https://dl.dropboxusercontent.com/u/32508821/_20140612_145133.JPG


Transcript of small sample:



As the demon sleeps, man turns upon man
His own blood and madness soon cover the earth
From the depths of despair awaken the Razgriz
Its wings ablaze in majestic light

earthdawn
June 12th, 2014, 11:17 PM
Excellent detailed review.

Super pictures.

Thanks for taking the time to write it up and share with us. :thumb:

amk
June 13th, 2014, 11:24 AM
I passed up the chance to get a Dialog as I found the clip was a bit annoying while I was writing; I may have a different hold from you, then again, if I'd persevered I might have found it less annoying in time. What certainly was an attraction was the nib - Lamy seems to get those gold nibs just right, nicely soft and smooth, despite their unassuming looks, but I have mine fitted to Lamy Accents not a Dialog.

BTW Is that a lime green Parker 51 lurking in the torpedo tubes? Wow! Where did that come from?

AndrewW
June 13th, 2014, 02:03 PM
I passed up the chance to get a Dialog as I found the clip was a bit annoying while I was writing; I may have a different hold from you, then again, if I'd persevered I might have found it less annoying in time. What certainly was an attraction was the nib - Lamy seems to get those gold nibs just right, nicely soft and smooth, despite their unassuming looks, but I have mine fitted to Lamy Accents not a Dialog.

BTW Is that a lime green Parker 51 lurking in the torpedo tubes? Wow! Where did that come from?

I have to admit, it's kind of true with these retractable fountain pens - the clip can either make or break your experience. In my experience with the VP line, I found the clip a touch too obtrusive, and the general style rather lacking in...style. Something about the style of the VP, excepting the Fermo and any Raden versions, reminds me too much of a run-of-the-mill ballpoint.
That said, about the D3 nib, it's exactly what I've found, with these Lamy 14k nibs.
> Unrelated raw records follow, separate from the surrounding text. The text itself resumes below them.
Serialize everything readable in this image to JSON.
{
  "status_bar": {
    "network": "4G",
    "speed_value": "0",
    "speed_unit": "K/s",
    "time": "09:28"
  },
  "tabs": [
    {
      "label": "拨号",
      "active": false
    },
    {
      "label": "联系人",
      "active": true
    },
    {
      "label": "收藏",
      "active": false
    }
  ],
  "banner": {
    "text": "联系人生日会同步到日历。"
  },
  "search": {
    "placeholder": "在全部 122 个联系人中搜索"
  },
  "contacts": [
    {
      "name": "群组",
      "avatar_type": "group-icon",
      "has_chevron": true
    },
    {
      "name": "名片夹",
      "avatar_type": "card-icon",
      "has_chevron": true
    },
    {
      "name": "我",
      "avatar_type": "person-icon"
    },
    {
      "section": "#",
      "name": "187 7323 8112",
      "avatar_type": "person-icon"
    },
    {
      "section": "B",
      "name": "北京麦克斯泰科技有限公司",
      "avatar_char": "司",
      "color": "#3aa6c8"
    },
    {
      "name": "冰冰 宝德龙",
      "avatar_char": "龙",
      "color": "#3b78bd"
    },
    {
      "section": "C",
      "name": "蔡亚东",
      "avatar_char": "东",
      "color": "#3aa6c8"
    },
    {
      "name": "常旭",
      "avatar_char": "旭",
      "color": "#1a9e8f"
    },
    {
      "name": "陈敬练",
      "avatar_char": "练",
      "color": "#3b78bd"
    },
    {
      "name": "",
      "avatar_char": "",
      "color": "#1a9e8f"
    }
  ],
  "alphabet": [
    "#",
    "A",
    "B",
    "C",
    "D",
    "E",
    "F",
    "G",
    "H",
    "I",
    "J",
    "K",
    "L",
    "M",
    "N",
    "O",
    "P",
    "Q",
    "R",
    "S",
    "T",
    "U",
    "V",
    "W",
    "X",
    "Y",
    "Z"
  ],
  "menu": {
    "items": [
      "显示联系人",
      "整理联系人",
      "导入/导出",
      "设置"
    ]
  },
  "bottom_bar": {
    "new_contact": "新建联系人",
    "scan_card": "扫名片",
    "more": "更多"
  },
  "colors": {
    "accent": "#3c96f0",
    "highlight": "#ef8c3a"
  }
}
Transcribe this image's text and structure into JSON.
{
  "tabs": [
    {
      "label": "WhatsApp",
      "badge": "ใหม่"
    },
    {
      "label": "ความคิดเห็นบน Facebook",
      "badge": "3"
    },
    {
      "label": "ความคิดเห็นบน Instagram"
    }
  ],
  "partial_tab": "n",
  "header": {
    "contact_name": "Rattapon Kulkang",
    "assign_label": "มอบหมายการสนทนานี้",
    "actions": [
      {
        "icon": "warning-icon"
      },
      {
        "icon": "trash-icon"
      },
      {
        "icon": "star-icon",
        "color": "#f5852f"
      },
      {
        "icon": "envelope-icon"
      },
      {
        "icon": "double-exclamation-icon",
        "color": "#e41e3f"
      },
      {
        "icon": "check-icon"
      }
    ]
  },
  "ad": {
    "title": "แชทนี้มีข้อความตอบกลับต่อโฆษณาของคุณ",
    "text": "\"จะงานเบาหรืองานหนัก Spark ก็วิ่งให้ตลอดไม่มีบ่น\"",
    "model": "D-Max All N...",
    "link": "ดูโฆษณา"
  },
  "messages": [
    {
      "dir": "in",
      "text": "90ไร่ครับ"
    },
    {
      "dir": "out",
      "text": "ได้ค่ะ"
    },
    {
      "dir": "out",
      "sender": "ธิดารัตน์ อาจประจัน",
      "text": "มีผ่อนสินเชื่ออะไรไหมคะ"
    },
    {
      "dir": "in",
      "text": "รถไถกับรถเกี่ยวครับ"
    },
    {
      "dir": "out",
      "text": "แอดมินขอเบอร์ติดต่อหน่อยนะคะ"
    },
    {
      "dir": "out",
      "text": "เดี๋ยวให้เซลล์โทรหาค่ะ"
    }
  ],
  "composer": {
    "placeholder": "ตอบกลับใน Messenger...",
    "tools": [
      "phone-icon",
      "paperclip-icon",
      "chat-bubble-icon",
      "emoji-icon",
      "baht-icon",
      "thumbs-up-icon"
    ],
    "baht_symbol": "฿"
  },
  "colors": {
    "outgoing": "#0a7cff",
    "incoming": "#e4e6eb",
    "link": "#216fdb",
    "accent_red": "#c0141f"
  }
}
A soft, smooth writing experience that makes even mundane jottings a joy.

Regarding the 51, yup, it's a very green 51. Specifically, it's a fantasy pen made with some leftover 51 Special internals I had, a nearly ruined-then-repaired medium-broad 51 nib, and a fantasy green hood/barrel set.

amk
June 14th, 2014, 03:46 AM
Sounds like your fantasy 51 has a story just as interesting as its colour suggests!